- [TASK BRIEF]:
All the data should be repeated exactly. Any image in it is left out.

- [RECORDS TO USE]:
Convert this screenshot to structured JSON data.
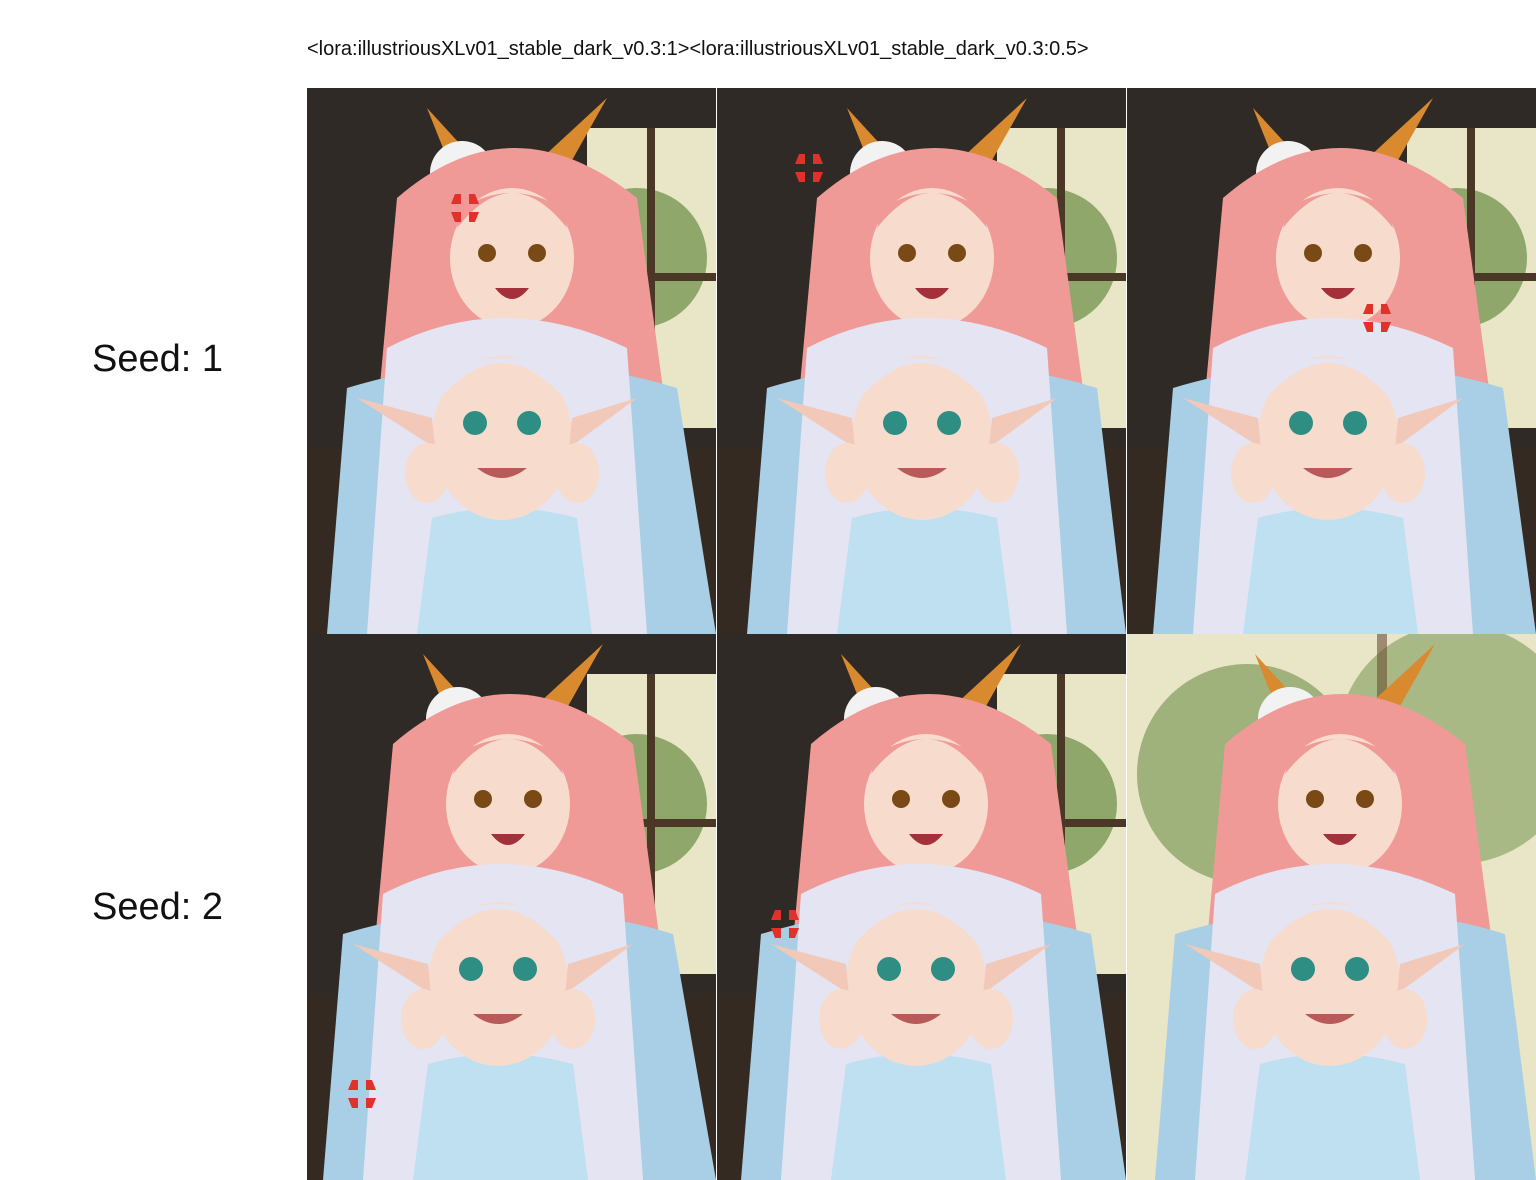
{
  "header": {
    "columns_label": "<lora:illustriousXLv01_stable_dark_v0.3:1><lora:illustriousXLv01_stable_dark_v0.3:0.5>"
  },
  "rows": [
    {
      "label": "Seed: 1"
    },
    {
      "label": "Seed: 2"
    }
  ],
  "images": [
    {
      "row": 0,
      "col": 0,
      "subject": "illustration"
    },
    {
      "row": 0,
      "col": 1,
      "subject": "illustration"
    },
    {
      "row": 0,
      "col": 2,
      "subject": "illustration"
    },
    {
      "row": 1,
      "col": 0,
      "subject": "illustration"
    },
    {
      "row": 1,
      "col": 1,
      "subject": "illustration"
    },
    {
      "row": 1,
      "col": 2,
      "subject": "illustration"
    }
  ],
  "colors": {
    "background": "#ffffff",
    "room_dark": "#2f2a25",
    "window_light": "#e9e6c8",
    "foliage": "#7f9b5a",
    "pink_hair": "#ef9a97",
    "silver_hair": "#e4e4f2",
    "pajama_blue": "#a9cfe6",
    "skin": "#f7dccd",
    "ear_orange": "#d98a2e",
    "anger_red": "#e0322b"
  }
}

- [ANSWER TO THE EXERCISE]:
Convert this screenshot to structured JSON data.
{
  "header": {
    "columns_label": "<lora:illustriousXLv01_stable_dark_v0.3:1><lora:illustriousXLv01_stable_dark_v0.3:0.5>"
  },
  "rows": [
    {
      "label": "Seed: 1"
    },
    {
      "label": "Seed: 2"
    }
  ],
  "images": [
    {
      "row": 0,
      "col": 0,
      "subject": "illustration"
    },
    {
      "row": 0,
      "col": 1,
      "subject": "illustration"
    },
    {
      "row": 0,
      "col": 2,
      "subject": "illustration"
    },
    {
      "row": 1,
      "col": 0,
      "subject": "illustration"
    },
    {
      "row": 1,
      "col": 1,
      "subject": "illustration"
    },
    {
      "row": 1,
      "col": 2,
      "subject": "illustration"
    }
  ],
  "colors": {
    "background": "#ffffff",
    "room_dark": "#2f2a25",
    "window_light": "#e9e6c8",
    "foliage": "#7f9b5a",
    "pink_hair": "#ef9a97",
    "silver_hair": "#e4e4f2",
    "pajama_blue": "#a9cfe6",
    "skin": "#f7dccd",
    "ear_orange": "#d98a2e",
    "anger_red": "#e0322b"
  }
}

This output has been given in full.